it was for his religious bliefs or his political activities, but I do know he was a great supporter of the
Conservative Party and a pugilist was a useful asset when attending political meetings. The Rt. Hon. Worthington
Evans was our M.P., then usually known as 'Worthy'. Worthington Evans was a wonderful man and a wonderful
mixer and I always remember something that he said - that popularity winds elections but popularity does not
govern a country. He said in one of his speeches that Labour would receive but not achieve.
The vicar was a genial man, he talked to the village people in their own language, candid, frank and outspoken,
very often over a pint in the White Hart. He was always available when wanted and possessed the artist's
qualities and a philospher's wisdom. He was out to achieve something which was to bring the village people
together, he certainly had an itentity of his own, sometimes taking advantage of his position when he was

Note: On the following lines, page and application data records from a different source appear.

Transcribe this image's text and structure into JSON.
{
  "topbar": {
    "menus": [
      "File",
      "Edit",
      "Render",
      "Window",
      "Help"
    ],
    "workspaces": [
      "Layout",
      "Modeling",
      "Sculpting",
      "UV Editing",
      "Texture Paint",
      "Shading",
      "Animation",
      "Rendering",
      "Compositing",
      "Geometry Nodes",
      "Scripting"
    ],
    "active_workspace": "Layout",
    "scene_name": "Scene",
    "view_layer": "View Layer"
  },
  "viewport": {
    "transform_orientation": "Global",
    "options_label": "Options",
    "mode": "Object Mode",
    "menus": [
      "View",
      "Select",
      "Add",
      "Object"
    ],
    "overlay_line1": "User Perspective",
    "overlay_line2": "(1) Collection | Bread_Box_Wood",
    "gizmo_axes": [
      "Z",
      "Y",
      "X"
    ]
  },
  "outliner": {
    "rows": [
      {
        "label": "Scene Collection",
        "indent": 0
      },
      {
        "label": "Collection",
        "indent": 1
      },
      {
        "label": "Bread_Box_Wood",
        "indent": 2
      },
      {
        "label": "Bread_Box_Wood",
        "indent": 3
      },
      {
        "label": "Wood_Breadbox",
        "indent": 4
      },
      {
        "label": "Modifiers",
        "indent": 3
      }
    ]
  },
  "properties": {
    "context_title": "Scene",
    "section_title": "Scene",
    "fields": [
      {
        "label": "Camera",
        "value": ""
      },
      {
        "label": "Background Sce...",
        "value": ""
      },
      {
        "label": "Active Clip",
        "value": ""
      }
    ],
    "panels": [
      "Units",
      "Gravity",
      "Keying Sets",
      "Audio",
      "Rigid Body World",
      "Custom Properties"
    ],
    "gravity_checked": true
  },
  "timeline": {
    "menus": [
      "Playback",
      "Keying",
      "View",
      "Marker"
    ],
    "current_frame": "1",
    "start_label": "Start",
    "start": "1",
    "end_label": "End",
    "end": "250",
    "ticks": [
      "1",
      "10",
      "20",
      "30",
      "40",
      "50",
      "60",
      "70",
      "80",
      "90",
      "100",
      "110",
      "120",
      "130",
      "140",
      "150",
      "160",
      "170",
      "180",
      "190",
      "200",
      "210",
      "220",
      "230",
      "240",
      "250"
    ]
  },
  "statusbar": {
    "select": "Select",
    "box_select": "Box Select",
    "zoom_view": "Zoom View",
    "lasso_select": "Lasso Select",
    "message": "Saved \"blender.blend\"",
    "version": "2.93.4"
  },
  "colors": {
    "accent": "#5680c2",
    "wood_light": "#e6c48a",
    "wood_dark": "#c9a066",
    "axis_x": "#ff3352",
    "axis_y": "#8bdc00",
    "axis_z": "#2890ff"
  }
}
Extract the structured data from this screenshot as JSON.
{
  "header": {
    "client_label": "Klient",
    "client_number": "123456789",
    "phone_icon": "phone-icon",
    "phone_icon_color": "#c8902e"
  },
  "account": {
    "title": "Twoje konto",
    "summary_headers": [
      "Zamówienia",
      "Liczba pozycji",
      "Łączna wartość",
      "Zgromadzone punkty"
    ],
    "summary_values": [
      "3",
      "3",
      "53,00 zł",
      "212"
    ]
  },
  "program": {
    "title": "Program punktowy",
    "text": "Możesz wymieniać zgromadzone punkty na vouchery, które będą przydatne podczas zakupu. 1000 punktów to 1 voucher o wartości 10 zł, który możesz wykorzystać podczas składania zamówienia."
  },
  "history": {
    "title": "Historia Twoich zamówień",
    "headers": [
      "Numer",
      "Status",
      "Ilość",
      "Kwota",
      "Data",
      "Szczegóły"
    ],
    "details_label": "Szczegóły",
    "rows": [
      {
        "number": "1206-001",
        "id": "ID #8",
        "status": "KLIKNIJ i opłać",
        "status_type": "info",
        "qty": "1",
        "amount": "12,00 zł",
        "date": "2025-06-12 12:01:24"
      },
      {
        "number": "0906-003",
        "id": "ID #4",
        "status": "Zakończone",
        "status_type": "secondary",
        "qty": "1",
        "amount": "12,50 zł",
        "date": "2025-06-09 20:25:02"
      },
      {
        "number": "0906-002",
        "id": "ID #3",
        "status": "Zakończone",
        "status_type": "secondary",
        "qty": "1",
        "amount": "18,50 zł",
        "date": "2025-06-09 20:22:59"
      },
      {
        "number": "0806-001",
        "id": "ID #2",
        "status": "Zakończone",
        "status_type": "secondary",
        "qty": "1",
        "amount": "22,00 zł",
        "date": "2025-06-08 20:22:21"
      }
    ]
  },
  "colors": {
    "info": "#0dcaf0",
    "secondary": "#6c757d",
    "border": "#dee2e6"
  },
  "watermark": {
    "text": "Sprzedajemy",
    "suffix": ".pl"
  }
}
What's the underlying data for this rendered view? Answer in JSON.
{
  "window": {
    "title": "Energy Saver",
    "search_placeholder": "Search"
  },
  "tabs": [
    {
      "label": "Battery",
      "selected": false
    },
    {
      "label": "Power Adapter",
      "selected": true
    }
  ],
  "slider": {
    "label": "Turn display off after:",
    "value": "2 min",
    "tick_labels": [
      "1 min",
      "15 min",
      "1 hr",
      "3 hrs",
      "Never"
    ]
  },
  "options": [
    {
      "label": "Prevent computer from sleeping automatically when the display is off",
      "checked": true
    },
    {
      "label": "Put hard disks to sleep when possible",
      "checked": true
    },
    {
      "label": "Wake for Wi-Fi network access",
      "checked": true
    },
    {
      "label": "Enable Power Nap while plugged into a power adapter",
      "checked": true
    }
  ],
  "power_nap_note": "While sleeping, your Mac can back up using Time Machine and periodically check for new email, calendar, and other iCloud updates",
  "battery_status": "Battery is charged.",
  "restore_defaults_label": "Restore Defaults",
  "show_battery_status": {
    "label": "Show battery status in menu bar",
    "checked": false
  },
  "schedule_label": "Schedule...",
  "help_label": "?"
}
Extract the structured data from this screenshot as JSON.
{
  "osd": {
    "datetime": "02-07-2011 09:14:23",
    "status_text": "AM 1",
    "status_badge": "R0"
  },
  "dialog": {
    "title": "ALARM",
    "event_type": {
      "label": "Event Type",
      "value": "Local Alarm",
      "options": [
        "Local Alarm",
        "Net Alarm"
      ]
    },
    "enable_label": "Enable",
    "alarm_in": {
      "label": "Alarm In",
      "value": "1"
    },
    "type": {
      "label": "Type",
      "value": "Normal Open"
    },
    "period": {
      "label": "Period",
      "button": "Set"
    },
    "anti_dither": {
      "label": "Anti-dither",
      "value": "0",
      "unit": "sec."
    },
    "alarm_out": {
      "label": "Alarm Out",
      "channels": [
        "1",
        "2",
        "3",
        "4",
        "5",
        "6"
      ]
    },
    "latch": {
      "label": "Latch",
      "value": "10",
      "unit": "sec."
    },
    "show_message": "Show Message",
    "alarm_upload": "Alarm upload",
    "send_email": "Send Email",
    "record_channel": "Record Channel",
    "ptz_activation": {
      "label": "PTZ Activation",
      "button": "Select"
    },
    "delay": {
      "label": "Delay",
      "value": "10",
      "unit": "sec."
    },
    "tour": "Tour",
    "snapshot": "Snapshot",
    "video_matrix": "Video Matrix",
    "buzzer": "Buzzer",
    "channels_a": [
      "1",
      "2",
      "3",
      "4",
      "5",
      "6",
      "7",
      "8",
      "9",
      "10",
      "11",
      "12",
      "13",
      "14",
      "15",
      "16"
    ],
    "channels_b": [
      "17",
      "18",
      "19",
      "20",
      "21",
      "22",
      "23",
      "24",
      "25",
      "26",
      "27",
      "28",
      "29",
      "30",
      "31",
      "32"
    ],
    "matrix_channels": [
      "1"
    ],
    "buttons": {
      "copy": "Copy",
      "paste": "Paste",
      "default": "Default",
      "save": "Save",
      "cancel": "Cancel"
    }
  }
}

preaching a sermon, by introducing questions that applied to some members of the congregation knowing full well
they could not be answered. He also had very austere ideas about the feminine gender, for instance wearing
trousers in public, and would never acknowledge his parishoners if he met them in the village so attired.
Mrs Pierrepont Edwards was a tall august looking lady who played the harmonium in church to accompany the
lusty voices of the congregation. She used a bicycle to get about the village usually wearing a long black
dress tethered to the bicycle peddles by elastic, a practice quite usual for a cyclist wishing to remain
modest. She also wore a large black hat. The Rev. Pierrepont Edwards volunteered during the general strike to
become a porter at Liverpool St. Station and gave his tips to charity.
During the 1914-18 war he never charged a fee for marriage if it concerned the forces. I think Bob South was the last that
received this consideration.